It was a warm summer morning in Concord, Massachusetts. The year was 1844. An aspiring novelist named Nathaniel Hawthorne was sitting in a small clearing in the woods, a particularly peaceful spot known around town as Sleepy Hollow. Deep in concentration, he was attending to every passing impression, turning himself into what Emerson, the leader of Concord’s transcendentalist movement, had eight years earlier termed a “transparent eyeball.” Hawthorne saw, as he would record in his notebook later that day, how “sunshine glimmers through shadow, and shadow effaces sunshine, imaging that pleasant mood of mind where gayety and pensiveness intermingle.” He felt a slight breeze, “the gentlest sigh imaginable, yet with a spiritual potency, insomuch that it seems to penetrate, with its mild, ethereal coolness, through the outward clay, and breathe upon the spirit itself, which shivers with gentle delight.” He smelled on the breeze a hint of “the fragrance of the white pines.” He heard “the striking of the village clock” and “at a distance mowers whetting their scythes,” though “these sounds of labor, when at a proper remoteness, do but increase the quiet of one who lies at his ease, all in a mist of his own musings.”
Abruptly, his reverie was broken:
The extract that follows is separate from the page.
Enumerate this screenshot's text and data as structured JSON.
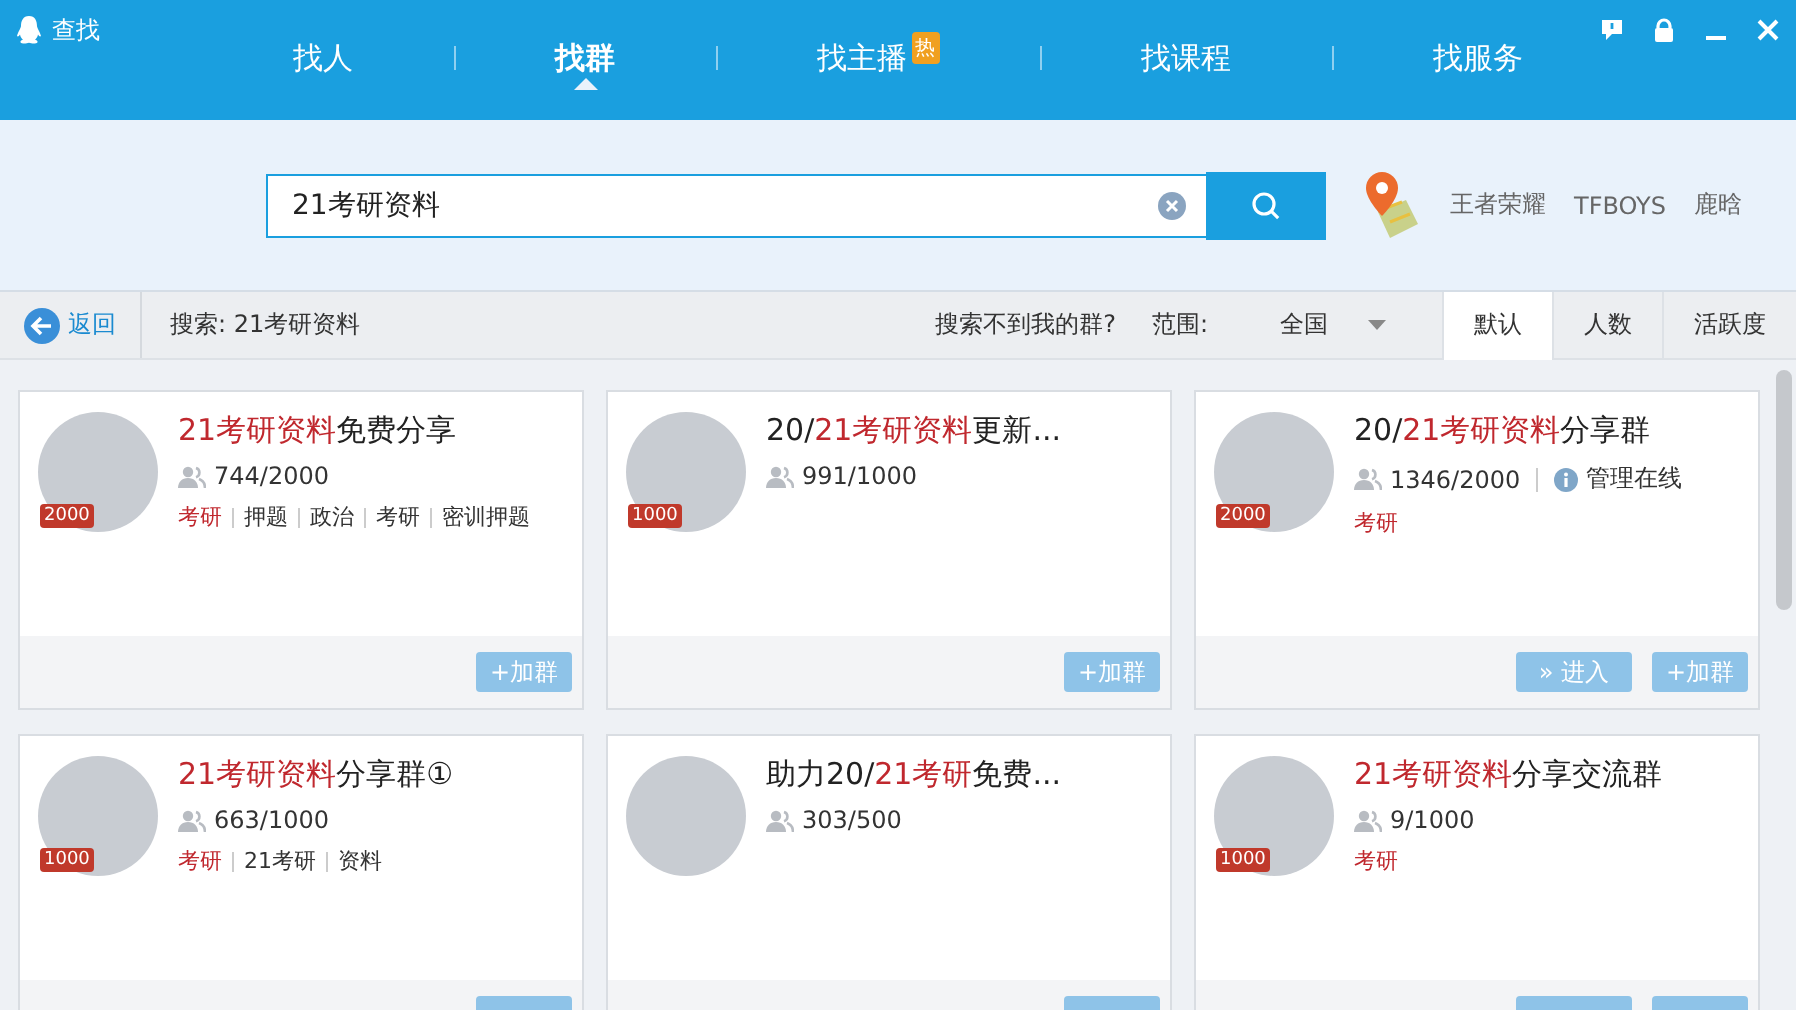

“But, hark! there is the whistle of the locomotive, — the long shriek, harsh above all other harshness, for the space of a mile cannot mollify it into harmony. It tells a story of busy men, citizens from the hot street, who have come to spend a day in a country village, — men of business, — in short, of all unquietness; and no wonder that it gives such a startling shriek, since it brings the noisy world into the midst of our slumbrous peace.”
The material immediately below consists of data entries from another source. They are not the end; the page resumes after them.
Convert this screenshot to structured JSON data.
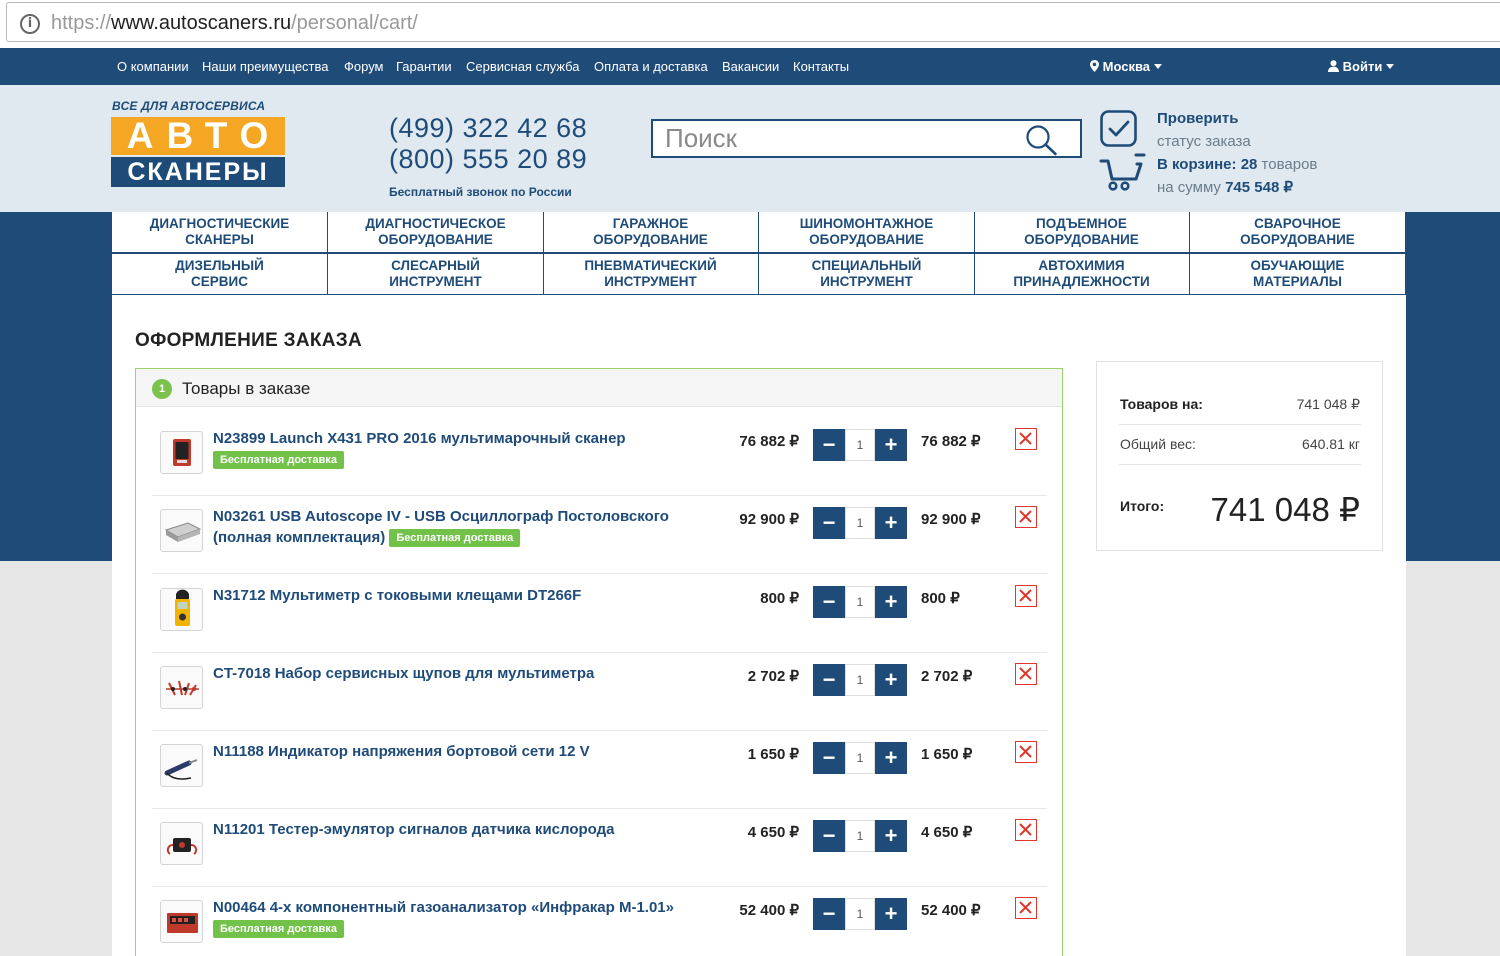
{
  "browser": {
    "url_scheme": "https://",
    "url_host": "www.autoscaners.ru",
    "url_path": "/personal/cart/"
  },
  "topnav": {
    "links": [
      "О компании",
      "Наши преимущества",
      "Форум",
      "Гарантии",
      "Сервисная служба",
      "Оплата и доставка",
      "Вакансии",
      "Контакты"
    ],
    "city": "Москва",
    "login": "Войти"
  },
  "header": {
    "logo_tagline": "ВСЕ ДЛЯ АВТОСЕРВИСА",
    "logo_top": "АВТО",
    "logo_bottom": "СКАНЕРЫ",
    "phone1": "(499) 322 42 68",
    "phone2": "(800) 555 20 89",
    "free_call": "Бесплатный звонок по России",
    "search_placeholder": "Поиск",
    "check_title": "Проверить",
    "check_sub": "статус заказа",
    "cart_label": "В корзине:",
    "cart_count": "28",
    "cart_count_unit": "товаров",
    "cart_sum_label": "на сумму",
    "cart_sum": "745 548 ₽"
  },
  "categories": [
    "ДИАГНОСТИЧЕСКИЕ\nСКАНЕРЫ",
    "ДИАГНОСТИЧЕСКОЕ\nОБОРУДОВАНИЕ",
    "ГАРАЖНОЕ\nОБОРУДОВАНИЕ",
    "ШИНОМОНТАЖНОЕ\nОБОРУДОВАНИЕ",
    "ПОДЪЕМНОЕ\nОБОРУДОВАНИЕ",
    "СВАРОЧНОЕ\nОБОРУДОВАНИЕ",
    "ДИЗЕЛЬНЫЙ\nСЕРВИС",
    "СЛЕСАРНЫЙ\nИНСТРУМЕНТ",
    "ПНЕВМАТИЧЕСКИЙ\nИНСТРУМЕНТ",
    "СПЕЦИАЛЬНЫЙ\nИНСТРУМЕНТ",
    "АВТОХИМИЯ\nПРИНАДЛЕЖНОСТИ",
    "ОБУЧАЮЩИЕ\nМАТЕРИАЛЫ"
  ],
  "page": {
    "title": "ОФОРМЛЕНИЕ ЗАКАЗА"
  },
  "order": {
    "step": "1",
    "section_title": "Товары в заказе",
    "badge_text": "Бесплатная доставка",
    "items": [
      {
        "name": "N23899 Launch X431 PRO 2016 мультимарочный сканер",
        "price": "76 882 ₽",
        "qty": "1",
        "sum": "76 882 ₽",
        "free": true,
        "icon": "tablet-scanner-icon"
      },
      {
        "name": "N03261 USB Autoscope IV - USB Осциллограф Постоловского (полная комплектация)",
        "price": "92 900 ₽",
        "qty": "1",
        "sum": "92 900 ₽",
        "free": true,
        "icon": "oscilloscope-box-icon"
      },
      {
        "name": "N31712 Мультиметр с токовыми клещами DT266F",
        "price": "800 ₽",
        "qty": "1",
        "sum": "800 ₽",
        "free": false,
        "icon": "clamp-meter-icon"
      },
      {
        "name": "CT-7018 Набор сервисных щупов для мультиметра",
        "price": "2 702 ₽",
        "qty": "1",
        "sum": "2 702 ₽",
        "free": false,
        "icon": "probe-set-icon"
      },
      {
        "name": "N11188 Индикатор напряжения бортовой сети 12 V",
        "price": "1 650 ₽",
        "qty": "1",
        "sum": "1 650 ₽",
        "free": false,
        "icon": "voltage-probe-icon"
      },
      {
        "name": "N11201 Тестер-эмулятор сигналов датчика кислорода",
        "price": "4 650 ₽",
        "qty": "1",
        "sum": "4 650 ₽",
        "free": false,
        "icon": "sensor-tester-icon"
      },
      {
        "name": "N00464 4-х компонентный газоанализатор «Инфракар М-1.01»",
        "price": "52 400 ₽",
        "qty": "1",
        "sum": "52 400 ₽",
        "free": true,
        "icon": "gas-analyzer-icon"
      }
    ]
  },
  "summary": {
    "goods_label": "Товаров на:",
    "goods_value": "741 048 ₽",
    "weight_label": "Общий вес:",
    "weight_value": "640.81 кг",
    "total_label": "Итого:",
    "total_value": "741 048 ₽"
  },
  "colors": {
    "brand_blue": "#1f4b79",
    "brand_orange": "#f5a623",
    "accent_green": "#72c149",
    "delete_red": "#e0362c"
  }
}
Leo Marx opens The Machine in the Garden, his classic 1964 study of technology’s influence on American culture, with a recounting of Hawthorne’s morning in Sleepy Hollow. The writer’s real subject, Marx argues, is “the landscape of the psyche” and in particular “the contrast between two conditions of consciousness.” The quiet clearing in the woods provides the solitary thinker with “a singular insulation from disturbance,” a protected space for reflection. The clamorous arrival of the train, with its load of “busy men,” brings “the psychic dissonance associated with the onset of industrialism.” The contemplative mind is overwhelmed by the noisy world’s mechanical busyness.
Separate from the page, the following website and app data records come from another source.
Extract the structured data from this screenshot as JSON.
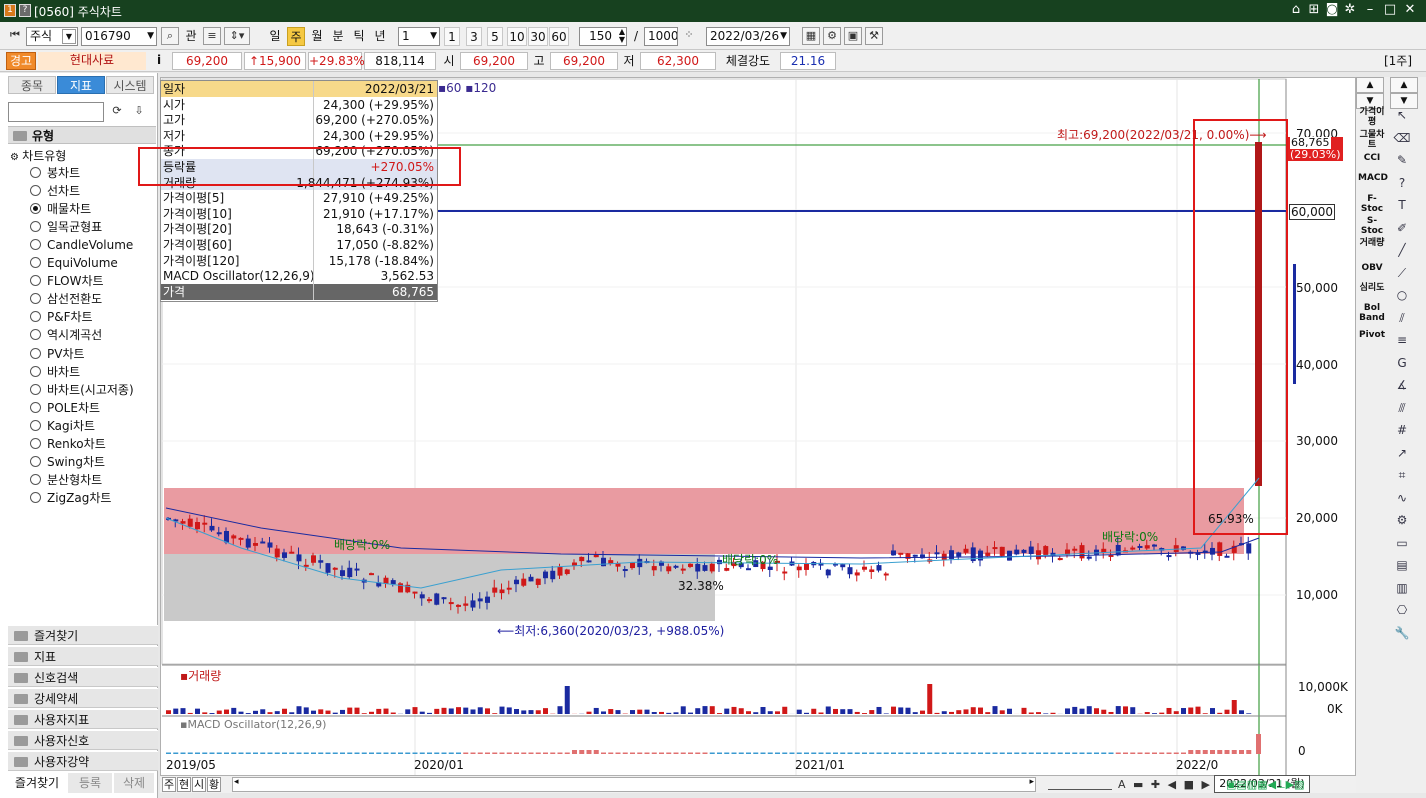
{
  "titlebar": {
    "badge1": "1",
    "badge2": "?",
    "title": "[0560] 주식차트"
  },
  "toolbar": {
    "market": "주식",
    "code": "016790",
    "search_icon": "search-icon",
    "kwan": "관",
    "periods": [
      "일",
      "주",
      "월",
      "분",
      "틱",
      "년"
    ],
    "selected_period": "주",
    "interval": "1",
    "quick": [
      "1",
      "3",
      "5",
      "10",
      "30",
      "60"
    ],
    "count": "150",
    "slash": "/",
    "max": "1000",
    "date": "2022/03/26"
  },
  "pricebar": {
    "warning": "경고",
    "name": "현대사료",
    "info": "i",
    "price": "69,200",
    "change": "↑15,900",
    "rate": "+29.83%",
    "volume": "818,114",
    "open_label": "시",
    "open": "69,200",
    "high_label": "고",
    "high": "69,200",
    "low_label": "저",
    "low": "62,300",
    "strength_label": "체결강도",
    "strength": "21.16",
    "unit": "[1주]"
  },
  "left": {
    "tabs": [
      "종목",
      "지표",
      "시스템"
    ],
    "selected_tab": "지표",
    "section": "유형",
    "group": "차트유형",
    "items": [
      "봉차트",
      "선차트",
      "매물차트",
      "일목균형표",
      "CandleVolume",
      "EquiVolume",
      "FLOW차트",
      "삼선전환도",
      "P&F차트",
      "역시계곡선",
      "PV차트",
      "바차트",
      "바차트(시고저종)",
      "POLE차트",
      "Kagi차트",
      "Renko차트",
      "Swing차트",
      "분산형차트",
      "ZigZag차트"
    ],
    "selected_item": "매물차트",
    "folders": [
      "즐겨찾기",
      "지표",
      "신호검색",
      "강세약세",
      "사용자지표",
      "사용자신호",
      "사용자강약"
    ],
    "bottom_tabs": [
      "즐겨찾기",
      "등록",
      "삭제"
    ]
  },
  "info": {
    "rows": [
      {
        "k": "일자",
        "v": "2022/03/21"
      },
      {
        "k": "시가",
        "v": "24,300 (+29.95%)"
      },
      {
        "k": "고가",
        "v": "69,200 (+270.05%)"
      },
      {
        "k": "저가",
        "v": "24,300 (+29.95%)"
      },
      {
        "k": "종가",
        "v": "69,200 (+270.05%)"
      },
      {
        "k": "등락률",
        "v": "+270.05%"
      },
      {
        "k": "거래량",
        "v": "1,844,471 (+274.93%)"
      },
      {
        "k": "가격이평[5]",
        "v": "27,910 (+49.25%)"
      },
      {
        "k": "가격이평[10]",
        "v": "21,910 (+17.17%)"
      },
      {
        "k": "가격이평[20]",
        "v": "18,643 (-0.31%)"
      },
      {
        "k": "가격이평[60]",
        "v": "17,050 (-8.82%)"
      },
      {
        "k": "가격이평[120]",
        "v": "15,178 (-18.84%)"
      },
      {
        "k": "MACD Oscillator(12,26,9)",
        "v": "3,562.53"
      },
      {
        "k": "가격",
        "v": "68,765"
      }
    ],
    "legend_60": "60",
    "legend_120": "120"
  },
  "chart": {
    "high_annot": "최고:69,200(2022/03/21, 0.00%)⟶",
    "low_annot": "⟵최저:6,360(2020/03/23, +988.05%)",
    "div1": "배당락:0%",
    "div2": "배당락:0%",
    "div3": "배당락:0%",
    "pct_left": "32.38%",
    "pct_right": "65.93%",
    "y_labels": [
      "70,000",
      "60,000",
      "50,000",
      "40,000",
      "30,000",
      "20,000",
      "10,000"
    ],
    "hline_label": "60,000",
    "cur_price": "68,765",
    "cur_pct": "(29.03%)",
    "volume_title": "거래량",
    "volume_labels": [
      "10,000K",
      "0K"
    ],
    "macd_title": "MACD Oscillator(12,26,9)",
    "macd_label": "0",
    "x_labels": [
      "2019/05",
      "2020/01",
      "2021/01",
      "2022/0"
    ],
    "cursor_date": "2022/03/21 (월)",
    "bottom_tabs": [
      "주",
      "현",
      "시",
      "황"
    ]
  },
  "right_indicators": [
    "가격이평",
    "그물차트",
    "CCI",
    "MACD",
    "F-Stoc",
    "S-Stoc",
    "거래량",
    "OBV",
    "심리도",
    "Bol Band",
    "Pivot"
  ]
}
The stress that Google and other Internet companies place on the efficiency of information exchange as the key to intellectual progress is nothing new. It’s been, at least since the start of the Industrial Revolution, a common theme in the history of the mind. It provides a strong and continuing counterpoint to the very different view, promulgated by the American transcendentalists as well as the earlier English romantics, that true enlightenment comes only through contemplation and introspection. The tension between the two perspectives is one manifestation of the broader conflict between, in Marx’s terms, “the machine” and “the garden” — the industrial ideal and the pastoral ideal — that has played such an important role in shaping modern society.
When carried into the realm of the intellect, the industrial ideal of efficiency poses, as Hawthorne understood, a potentially mortal threat to the pastoral ideal of contemplative thought. That doesn’t mean that promoting the rapid discovery and retrieval of information is bad. It’s not. The development of a well-rounded mind requires both an ability to find and quickly parse a wide range of information and a capacity for open-ended reflection. There needs to be time for efficient data collection and time for inefficient contemplation, time to operate the machine and time to sit idly in the garden. We need to work in Google’s “world of numbers,” but we also need to be able to retreat to Sleepy Hollow. The problem today is that we’re losing our ability to strike a balance between those two very different states of mind. Mentally, we’re in perpetual locomotion.